For consumers facing off against mammoth, faceless companies, it’s easy to feel like a little “David” meekly shuffling up to an unapproachable “Goliath.”
And, throughout American history, large companies and corporations have realized their incomparable power and behaved accordingly – as if they had impunity to treat consumers however they’d like, all but free from the threat of legal repercussions.
One important check was introduced a few years ago, when the Consumer Financial Protection Bureau (CFPB) came into being following the passage of the Dodd-Frank Wall Street Reform and Consumer Protection Act. Since its inception, the CFPB has lobbied hard on behalf of consumers against deceptive and predatory financial practices.
As Liz Weston writes in an editorial for NerdWallet, also published on CBS News, the CFPB’s “sole priority is to make sure the average person gets a fair deal.” To that end, the CFPB has accomplished a great deal in a fairly short period. In particular, we’ve followed the CFPB’s work to rein in aggressive debt collection practices with great interest; in columns like this one, we’ve discussed the far-reaching implications of its fight against “forced arbitration” rules in the financial industry, which severely limit consumers’ ability to pursue class action litigation.
Flash forward to 2016, and the CFPB is under grave threat, not just from critics, but from the president-elect himself, who has vowed to dismantle Dodd-Frank and the CFPB.
As Ms. Weston’s well-written editorial makes clear, empowering all people – not just moneyed interests – is vital for the health of the economy; the CFPB, while ultimately as fallible as any public institution, is a vital agent working on behalf of the common man.
Ms. Weston sums it up succinctly when she writes that companies don’t “have a right to make a profit” by any means necessary. Instead, she writes:
“Under our system, companies have the right to TRY TO make a profit. That’s a huge difference, since no one has a right to profits that aren’t earned honestly.
And that’s why the CFPB exists: because many financial service companies don’t understand that distinction, and will go to any lengths to make a buck.

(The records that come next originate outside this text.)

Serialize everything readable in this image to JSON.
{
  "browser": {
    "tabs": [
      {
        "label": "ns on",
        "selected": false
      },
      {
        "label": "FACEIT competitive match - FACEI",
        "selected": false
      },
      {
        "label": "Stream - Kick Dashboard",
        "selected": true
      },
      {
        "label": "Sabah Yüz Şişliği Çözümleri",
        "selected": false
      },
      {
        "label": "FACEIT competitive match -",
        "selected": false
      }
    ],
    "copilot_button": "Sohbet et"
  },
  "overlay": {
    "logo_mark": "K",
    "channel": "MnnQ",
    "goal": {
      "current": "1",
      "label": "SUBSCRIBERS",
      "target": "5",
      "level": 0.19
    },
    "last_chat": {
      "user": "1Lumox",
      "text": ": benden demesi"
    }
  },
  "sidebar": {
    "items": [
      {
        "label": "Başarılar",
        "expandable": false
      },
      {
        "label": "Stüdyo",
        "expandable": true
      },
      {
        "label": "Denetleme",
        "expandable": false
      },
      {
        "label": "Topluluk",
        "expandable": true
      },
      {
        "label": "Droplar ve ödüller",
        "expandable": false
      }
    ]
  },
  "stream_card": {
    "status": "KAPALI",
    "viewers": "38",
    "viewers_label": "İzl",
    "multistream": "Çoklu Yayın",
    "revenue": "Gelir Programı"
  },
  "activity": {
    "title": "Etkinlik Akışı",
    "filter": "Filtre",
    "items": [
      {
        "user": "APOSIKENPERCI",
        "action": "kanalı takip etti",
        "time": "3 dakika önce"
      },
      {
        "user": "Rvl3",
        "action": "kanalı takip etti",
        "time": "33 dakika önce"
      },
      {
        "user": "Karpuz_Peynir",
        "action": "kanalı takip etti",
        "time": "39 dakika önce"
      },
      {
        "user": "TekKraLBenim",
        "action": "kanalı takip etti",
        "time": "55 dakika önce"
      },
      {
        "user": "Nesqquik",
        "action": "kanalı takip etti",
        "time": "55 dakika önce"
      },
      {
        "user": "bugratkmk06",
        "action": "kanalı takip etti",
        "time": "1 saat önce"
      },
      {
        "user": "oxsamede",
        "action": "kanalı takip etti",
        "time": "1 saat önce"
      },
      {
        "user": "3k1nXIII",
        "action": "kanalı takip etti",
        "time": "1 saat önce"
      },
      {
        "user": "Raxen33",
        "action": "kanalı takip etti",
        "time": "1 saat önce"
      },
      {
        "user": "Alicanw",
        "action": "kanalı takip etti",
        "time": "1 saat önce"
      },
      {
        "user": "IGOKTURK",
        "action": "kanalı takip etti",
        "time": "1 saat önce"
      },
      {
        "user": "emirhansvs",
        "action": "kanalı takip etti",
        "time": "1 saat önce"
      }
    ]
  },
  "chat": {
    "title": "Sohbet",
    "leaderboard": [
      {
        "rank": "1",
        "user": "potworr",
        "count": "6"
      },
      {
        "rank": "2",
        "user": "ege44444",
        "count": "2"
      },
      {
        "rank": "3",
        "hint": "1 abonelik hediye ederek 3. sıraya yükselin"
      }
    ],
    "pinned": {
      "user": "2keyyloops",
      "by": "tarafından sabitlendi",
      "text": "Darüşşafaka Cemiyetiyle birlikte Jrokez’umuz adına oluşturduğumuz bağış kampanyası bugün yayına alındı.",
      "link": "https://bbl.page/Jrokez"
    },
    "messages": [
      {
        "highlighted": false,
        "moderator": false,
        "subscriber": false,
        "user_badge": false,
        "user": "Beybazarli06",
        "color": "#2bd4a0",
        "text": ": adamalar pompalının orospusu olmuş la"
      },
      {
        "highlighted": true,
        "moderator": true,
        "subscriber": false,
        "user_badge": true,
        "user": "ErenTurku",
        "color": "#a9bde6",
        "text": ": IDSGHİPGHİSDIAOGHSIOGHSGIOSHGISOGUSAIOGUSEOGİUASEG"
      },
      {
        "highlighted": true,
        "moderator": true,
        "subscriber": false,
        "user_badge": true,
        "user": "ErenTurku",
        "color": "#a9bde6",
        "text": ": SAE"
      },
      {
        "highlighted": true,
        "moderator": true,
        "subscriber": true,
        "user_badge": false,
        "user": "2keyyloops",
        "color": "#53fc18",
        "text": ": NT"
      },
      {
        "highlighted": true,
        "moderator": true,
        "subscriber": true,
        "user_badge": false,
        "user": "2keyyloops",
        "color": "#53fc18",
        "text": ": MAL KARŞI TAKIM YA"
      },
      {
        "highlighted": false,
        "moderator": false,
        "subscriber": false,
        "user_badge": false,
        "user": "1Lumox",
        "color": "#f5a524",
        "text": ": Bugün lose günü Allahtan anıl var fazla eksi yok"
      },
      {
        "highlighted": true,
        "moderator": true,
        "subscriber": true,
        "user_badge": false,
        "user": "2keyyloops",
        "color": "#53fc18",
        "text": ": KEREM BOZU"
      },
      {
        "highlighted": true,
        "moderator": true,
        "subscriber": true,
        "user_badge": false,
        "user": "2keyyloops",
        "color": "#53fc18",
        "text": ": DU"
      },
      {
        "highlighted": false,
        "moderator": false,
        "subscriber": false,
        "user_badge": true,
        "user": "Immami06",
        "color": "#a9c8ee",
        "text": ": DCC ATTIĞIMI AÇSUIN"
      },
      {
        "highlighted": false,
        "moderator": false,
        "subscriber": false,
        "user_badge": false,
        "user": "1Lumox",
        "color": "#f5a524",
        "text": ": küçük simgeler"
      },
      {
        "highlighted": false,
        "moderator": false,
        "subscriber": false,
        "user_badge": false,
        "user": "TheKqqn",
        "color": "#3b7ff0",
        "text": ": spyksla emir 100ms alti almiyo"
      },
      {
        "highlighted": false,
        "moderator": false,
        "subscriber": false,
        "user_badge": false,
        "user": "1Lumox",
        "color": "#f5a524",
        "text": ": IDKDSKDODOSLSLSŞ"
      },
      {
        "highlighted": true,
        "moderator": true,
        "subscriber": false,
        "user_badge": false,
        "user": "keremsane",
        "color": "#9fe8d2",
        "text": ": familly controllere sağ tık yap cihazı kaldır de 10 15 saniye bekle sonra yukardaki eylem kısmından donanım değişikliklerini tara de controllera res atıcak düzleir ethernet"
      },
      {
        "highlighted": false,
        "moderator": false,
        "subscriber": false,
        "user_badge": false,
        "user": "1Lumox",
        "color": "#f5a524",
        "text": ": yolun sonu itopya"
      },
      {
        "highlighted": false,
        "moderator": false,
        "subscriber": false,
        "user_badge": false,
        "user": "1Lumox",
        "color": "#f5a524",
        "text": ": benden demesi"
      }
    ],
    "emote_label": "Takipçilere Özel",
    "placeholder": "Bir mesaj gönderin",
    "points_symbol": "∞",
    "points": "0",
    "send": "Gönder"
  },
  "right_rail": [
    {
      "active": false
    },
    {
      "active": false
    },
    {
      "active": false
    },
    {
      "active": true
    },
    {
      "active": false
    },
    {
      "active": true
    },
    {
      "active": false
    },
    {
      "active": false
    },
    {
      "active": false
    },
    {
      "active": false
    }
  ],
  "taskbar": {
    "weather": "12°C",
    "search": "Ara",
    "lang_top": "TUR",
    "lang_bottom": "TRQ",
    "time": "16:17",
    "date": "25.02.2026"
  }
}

Without an enforcer to make sure they adhere to the rules that make marketplaces transparent and fair, these companies will run roughshod over consumers.”
As attorneys concentrating in the field of consumer protection, we recognize how important it is to have avenues in place for consumers seeking relief or channels for dispute. Whether it’s the BBB, the FTC, or the CFPB, it’s essential for consumers to know they have a strong voice advocating for and effectively addressing their needs. We’ll give Ms. Weston the last word:
“…the agency itself needs a strong defender, one who understands that truly healthy, competitive financial marketplace can’t exist without sensible regulation and enforcement.”
Who will be the CFPB’s advocate in the coming administration? It remains to be seen. But the economic health and stability of many businesses, industries, and American families may depend on having one.